How to complete this task >>
Some lines in the listing below may include the string "장기보험금청구". How many are there? Give only the number.

Source material >>
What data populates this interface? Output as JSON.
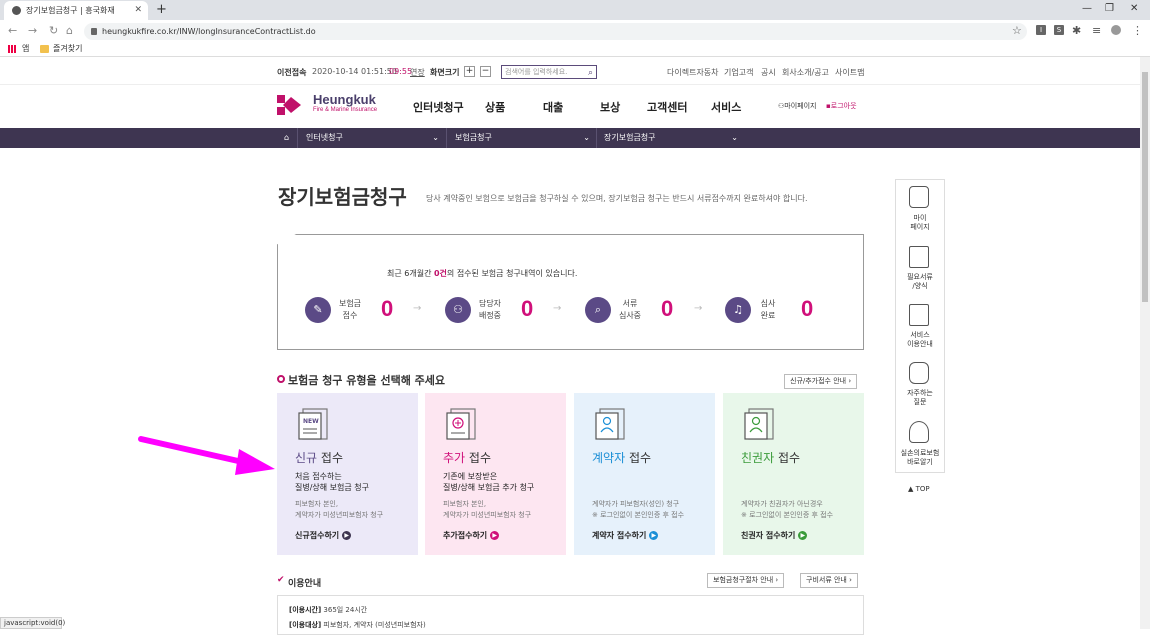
{
  "browser": {
    "tab_title": "장기보험금청구 | 흥국화재",
    "url": "heungkukfire.co.kr/INW/longInsuranceContractList.do",
    "bookmarks": [
      "앱",
      "즐겨찾기"
    ]
  },
  "topbar": {
    "last_login_label": "이전접속",
    "last_login_time": "2020-10-14 01:51:50",
    "session_time": "09:55",
    "extend": "연장",
    "zoom_label": "화면크기",
    "zoom_in": "+",
    "zoom_out": "−",
    "search_placeholder": "검색어를 입력하세요.",
    "links": [
      "다이렉트자동차",
      "기업고객",
      "공시",
      "회사소개/공고",
      "사이트맵"
    ]
  },
  "header": {
    "logo_title": "Heungkuk",
    "logo_sub": "Fire & Marine Insurance",
    "gnb": [
      "인터넷청구",
      "상품",
      "대출",
      "보상",
      "고객센터",
      "서비스"
    ],
    "mypage": "마이페이지",
    "logout": "로그아웃"
  },
  "subnav": {
    "items": [
      "인터넷청구",
      "보험금청구",
      "장기보험금청구"
    ]
  },
  "page": {
    "title": "장기보험금청구",
    "desc": "당사 계약중인 보험으로 보험금을 청구하실 수 있으며, 장기보험금 청구는 반드시 서류접수까지 완료하셔야 합니다."
  },
  "status": {
    "msg_pre": "최근 6개월간 ",
    "msg_count": "0건",
    "msg_post": "의 접수된 보험금 청구내역이 있습니다.",
    "steps": [
      {
        "label1": "보험금",
        "label2": "접수",
        "count": "0"
      },
      {
        "label1": "담당자",
        "label2": "배정중",
        "count": "0"
      },
      {
        "label1": "서류",
        "label2": "심사중",
        "count": "0"
      },
      {
        "label1": "심사",
        "label2": "완료",
        "count": "0"
      }
    ]
  },
  "section": {
    "title": "보험금 청구 유형을 선택해 주세요",
    "guide_button": "신규/추가접수 안내 ›"
  },
  "cards": [
    {
      "hl": "신규",
      "rest": " 접수",
      "d1a": "처음 접수하는",
      "d1b": "질병/상해 보험금 청구",
      "d2a": "피보험자 본인,",
      "d2b": "계약자가 미성년피보험자 청구",
      "go": "신규접수하기",
      "color": "#5b4a86",
      "bg": "#ece9f8"
    },
    {
      "hl": "추가",
      "rest": " 접수",
      "d1a": "기존에 보장받은",
      "d1b": "질병/상해 보험금 추가 청구",
      "d2a": "피보험자 본인,",
      "d2b": "계약자가 미성년피보험자 청구",
      "go": "추가접수하기",
      "color": "#d0107a",
      "bg": "#fde6f1"
    },
    {
      "hl": "계약자",
      "rest": " 접수",
      "d1a": "",
      "d1b": "",
      "d2a": "계약자가 피보험자(성인) 청구",
      "d2b": "※ 로그인없이 본인인증 후 접수",
      "go": "계약자 접수하기",
      "color": "#1b8fd6",
      "bg": "#e6f1fb"
    },
    {
      "hl": "친권자",
      "rest": " 접수",
      "d1a": "",
      "d1b": "",
      "d2a": "계약자가 친권자가 아닌경우",
      "d2b": "※ 로그인없이 본인인증 후 접수",
      "go": "친권자 접수하기",
      "color": "#3a9b3a",
      "bg": "#e8f7ea"
    }
  ],
  "guide": {
    "title": "이용안내",
    "btn1": "보험금청구절차 안내 ›",
    "btn2": "구비서류 안내 ›",
    "line1_label": "[이용시간]",
    "line1_val": "365일 24시간",
    "line2_label": "[이용대상]",
    "line2_val": "피보험자, 계약자 (미성년피보험자)"
  },
  "quick": {
    "items": [
      "마이\n페이지",
      "필요서류\n/양식",
      "서비스\n이용안내",
      "자주하는\n질문",
      "실손의료보험\n바로알기"
    ],
    "top": "▲ TOP"
  },
  "statusbar": "javascript:void(0)"
}
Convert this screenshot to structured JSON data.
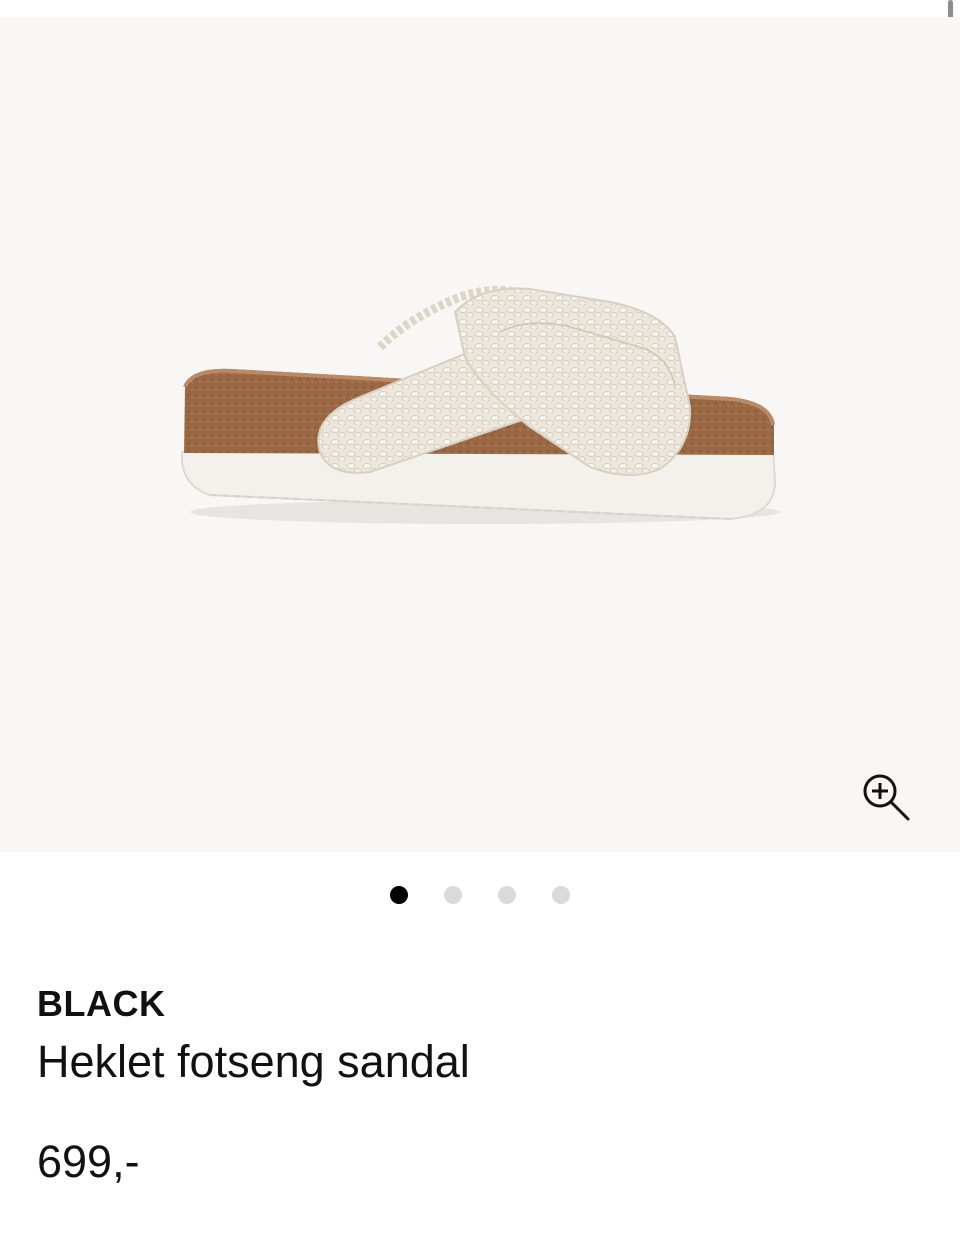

Answer to this task >>
3